Sign up ×
Stack Overflow is a community of 4.7 million programmers, just like you, helping each other. Join them; it only takes a minute:

If I have the 2 arrays:

arr1 = {9,8}
arr2 = {13,12,10,9,8}

I'd like to get:


And given the arrays:

arr1 = {23,22,21,20,19,18,17,16}
arr2 = {21,17}

The result will be:


So basically I'm obtaining the numbers that are either in arr1 or arr2, but not both.

  • The 2 arrays may be of different lengths.
  • The 2 arrays are sorted in descending order, and the final array must also have this property.
  • This is done millions of times, so I'm trying to reduce/prevent object allocations as best as I can. This is why I'm not using sets to do the job.
share|improve this question
Please add homework tag if this is a homework question. – Korhan Ozturk Feb 26 '12 at 22:06
So basically you want to remove the intersection of the two lists from the union of the two lists? – jbranchaud Feb 26 '12 at 22:07
@Korhan, this is not a homework. :) – Motasim Feb 26 '12 at 22:10
@Treebranch Exactly. – Motasim Feb 26 '12 at 22:11
do you want to get symmetric difference e.g., in Python? – J.F. Sebastian Feb 26 '12 at 22:44

4 Answers 4

up vote 2 down vote accepted

You're looking for the EXOR of the two sets. I think this is simpler than it looks, due to the arrays being pre-sorted. Pseudo-code

  1. compare the first element from each array
  2. if unequal, add the larger one to the unique set
  3. else remove both elements
  4. if you've reached the end of one array, add all the elements remaining in the other array to the unique set

which is a greedy O(n) solution.
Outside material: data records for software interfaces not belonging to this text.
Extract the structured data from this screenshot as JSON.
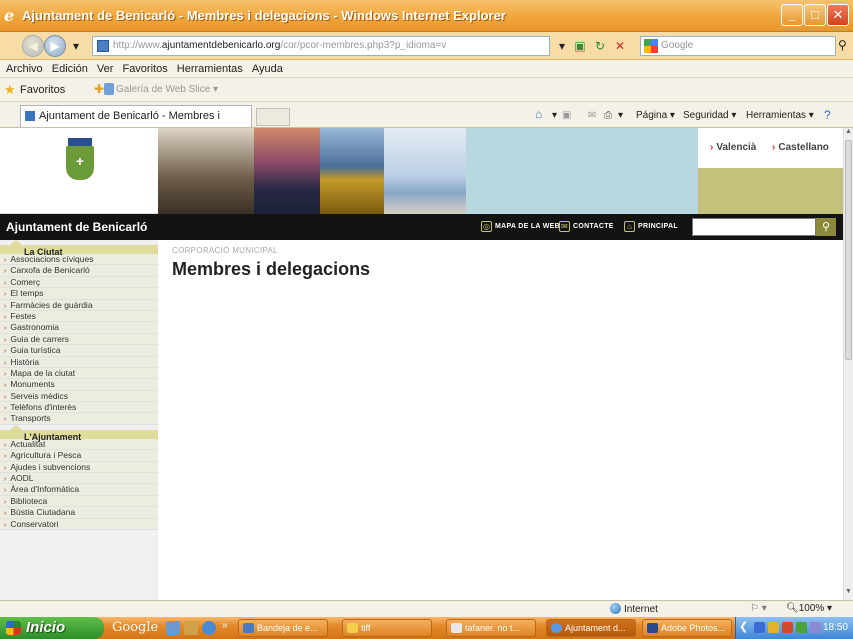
{
  "window": {
    "title": "Ajuntament de Benicarló - Membres i delegacions - Windows Internet Explorer"
  },
  "address": {
    "prefix": "http://www.",
    "domain": "ajuntamentdebenicarlo.org",
    "path": "/cor/pcor-membres.php3?p_idioma=v",
    "search_placeholder": "Google"
  },
  "menu": [
    "Archivo",
    "Edición",
    "Ver",
    "Favoritos",
    "Herramientas",
    "Ayuda"
  ],
  "favorites": {
    "label": "Favoritos",
    "slice": "Galería de Web Slice ▾"
  },
  "tab": {
    "title": "Ajuntament de Benicarló - Membres i delegacions"
  },
  "commands": {
    "pagina": "Página ▾",
    "seguridad": "Seguridad ▾",
    "herramientas": "Herramientas ▾"
  },
  "site": {
    "name": "Ajuntament de Benicarló",
    "lang_valencia": "Valencià",
    "lang_castellano": "Castellano",
    "mapa": "MAPA DE LA WEB",
    "contacte": "CONTACTE",
    "principal": "PRINCIPAL"
  },
  "sidebar": {
    "ciutat_head": "La Ciutat",
    "ciutat_items": [
      "Associacions cíviques",
      "Carxofa de Benicarló",
      "Comerç",
      "El temps",
      "Farmàcies de guàrdia",
      "Festes",
      "Gastronomia",
      "Guia de carrers",
      "Guia turística",
      "Història",
      "Mapa de la ciutat",
      "Monuments",
      "Serveis mèdics",
      "Telèfons d'interès",
      "Transports"
    ],
    "ajuntament_head": "L'Ajuntament",
    "ajuntament_items": [
      "Actualitat",
      "Agricultura i Pesca",
      "Ajudes i subvencions",
      "AODL",
      "Àrea d'Informàtica",
      "Biblioteca",
      "Bústia Ciutadana",
      "Conservatori"
    ]
  },
  "main": {
    "breadcrumb": "CORPORACIÓ MUNICIPAL",
    "title": "Membres i delegacions"
  },
  "status": {
    "zone": "Internet",
    "zoom": "100%"
  },
  "taskbar": {
    "start": "Inicio",
    "google": "Google",
    "tasks": [
      "Bandeja de e...",
      "tiff",
      "tafaner. no t...",
      "Ajuntament d...",
      "Adobe Photos..."
    ],
    "clock": "18:50"
  }
}
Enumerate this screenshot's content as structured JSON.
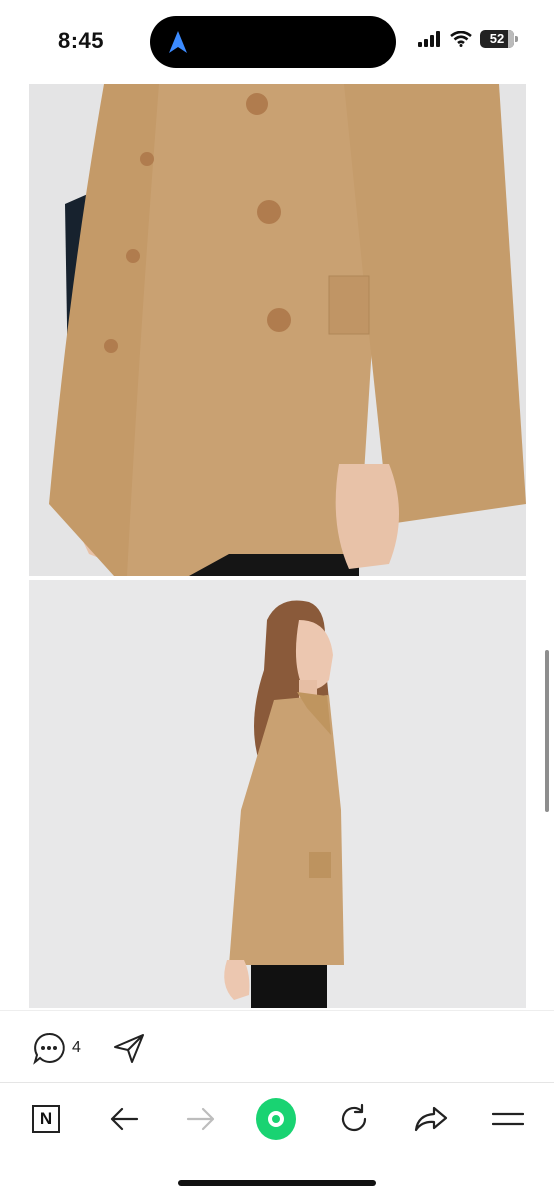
{
  "status_bar": {
    "time": "8:45",
    "battery": "52",
    "icons": [
      "location-arrow-icon",
      "signal-icon",
      "wifi-icon",
      "battery-icon"
    ]
  },
  "images": [
    {
      "name": "camel-cape-coat-closeup",
      "description_icon": "photo"
    },
    {
      "name": "camel-cape-coat-side-view",
      "description_icon": "photo"
    }
  ],
  "comment_bar": {
    "comment_count": "4",
    "icons": [
      "comment-bubble-icon",
      "send-icon"
    ]
  },
  "toolbar": {
    "logo_letter": "N",
    "icons": [
      "naver-logo-icon",
      "back-arrow-icon",
      "forward-arrow-icon",
      "green-circle-icon",
      "reload-icon",
      "share-icon",
      "menu-icon"
    ]
  },
  "colors": {
    "accent_green": "#19d372",
    "coat_camel": "#c9a172",
    "background": "#ffffff"
  }
}
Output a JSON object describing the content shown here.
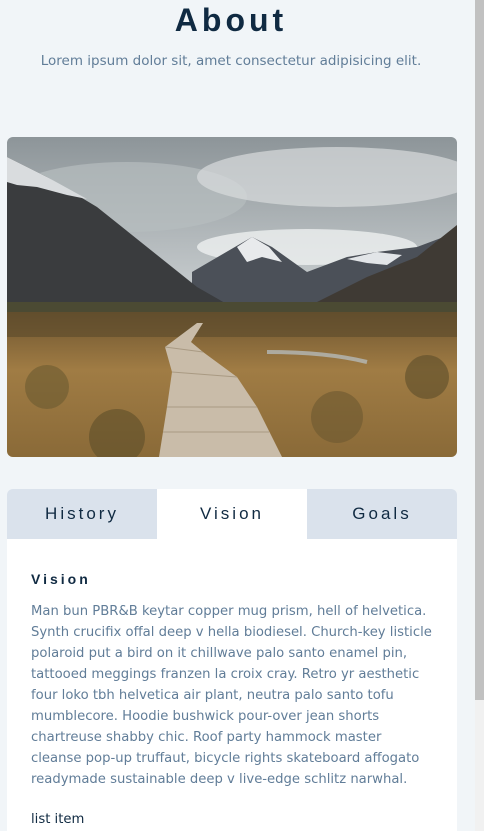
{
  "header": {
    "title": "About",
    "subtitle": "Lorem ipsum dolor sit, amet consectetur adipisicing elit."
  },
  "hero": {
    "alt": "mountain-trail-photo"
  },
  "tabs": [
    {
      "label": "History",
      "active": false
    },
    {
      "label": "Vision",
      "active": true
    },
    {
      "label": "Goals",
      "active": false
    }
  ],
  "panel": {
    "heading": "Vision",
    "body": "Man bun PBR&B keytar copper mug prism, hell of helvetica. Synth crucifix offal deep v hella biodiesel. Church-key listicle polaroid put a bird on it chillwave palo santo enamel pin, tattooed meggings franzen la croix cray. Retro yr aesthetic four loko tbh helvetica air plant, neutra palo santo tofu mumblecore. Hoodie bushwick pour-over jean shorts chartreuse shabby chic. Roof party hammock master cleanse pop-up truffaut, bicycle rights skateboard affogato readymade sustainable deep v live-edge schlitz narwhal.",
    "list_item": "list item"
  },
  "colors": {
    "background": "#f1f5f8",
    "title": "#102a42",
    "muted": "#617d98",
    "tab_inactive": "#dae2ec",
    "tab_active": "#ffffff"
  }
}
Here's an implementation, lightly tested :D

 * Returns the sorted EXOR of two sorted int arrays (descending). Uses
 * arrays, index management, and System.arraycopy.
 * @author paislee
int[] arrExor(int[] a1, int[] a2) {

    // eventual result, intermediate (oversized) result
    int[] exor, exor_builder = new int[a1.length + a2.length];
    int exor_i = 0; // the growing size of exor set

    int a1_i = 0, a2_i = 0; // input indices
    int a1_curr, a2_curr; // elements we're comparing

    // chew both input arrays, greedily populating exor_builder
    while (a1_i < a1.length && a2_i < a2.length) {

        a1_curr = a1[a1_i];
        a2_curr = a2[a2_i];

        if (a1_curr != a2_curr) {
            if (a1_curr > a2_curr)
                exor_builder[exor_i++] = a1[a1_i++];
                exor_builder[exor_i++] = a2[a2_i++];
        } else {

    // copy remainder into exor_builder
    int[] left = null; // alias for the unfinished input
    int left_i = 0, left_sz = 0; // index alias, # elements left

    if (a1_i < a1.length) {
        left = a1;
        left_i = a1_i;
    } else {
        left = a2;
        left_i = a2_i;

    left_sz = left.length - left_i;
    System.arraycopy(left, left_i, exor_builder, exor_i, left_sz);
    exor_i += left_sz;

    // shrinkwrap and deliver
    exor = new int[exor_i];
    System.arraycopy(exor_builder, 0, exor, 0, exor_i);
    return exor;
share|improve this answer

Since you have the arrays in sorted order, the overlap between them is important - you can process the non-overlapping portions very fast from a single array without checking the other one.

9 8 7 5
     6 4 3 2

E.g. 9,8,7 can be taken directly from array 1, then the middle section needs more care, then you can take 4,3,2 directly from array 2. It would help to know whether the non-overlapping portions of your inputs are likely to be significant or not.

For the middle section, you just need to repeatedly take the maximum of the next unprocessed element from each array (and remove duplicates).

You will need an array for the results - one approach is to allocate an array big enough to hold both of the input arrays, as a worst case, then either do a System.arrayCopy() into a new array of the right size, or just keep a count of the number of actual elements. Another approach is to use an ArrayList and do a toarray afterwards if desired.

share|improve this answer
Maybe BitSets can be of some use as well. I should test whether the logic a BitSet needs out ways the if-else checks needed by this approach. – M Platvoet Feb 26 '12 at 22:20

Basically you want to use a merge sort. Usually it is used to merge ascending lists, but it can be descending as well.

Since you have two sorted collections, the merge is O(n)

share|improve this answer

Use Sets, but reuse them and empty them out at the beginning of each iteration. OR, since the arrays are guaranteed to be sorted, you could use something comparable to a merge. (Maintain an index into both arrays. At each step, if the 2 indexes are pointing to equal elements, move the indexes past those elements, and don't add anything to the output. Otherwise, add the larger element to the output, and advance that index only.)

share|improve this answer

Your Answer


By posting your answer, you agree to the privacy policy and terms of service.

Not the answer you're looking for? Browse other questions tagged or ask your own question.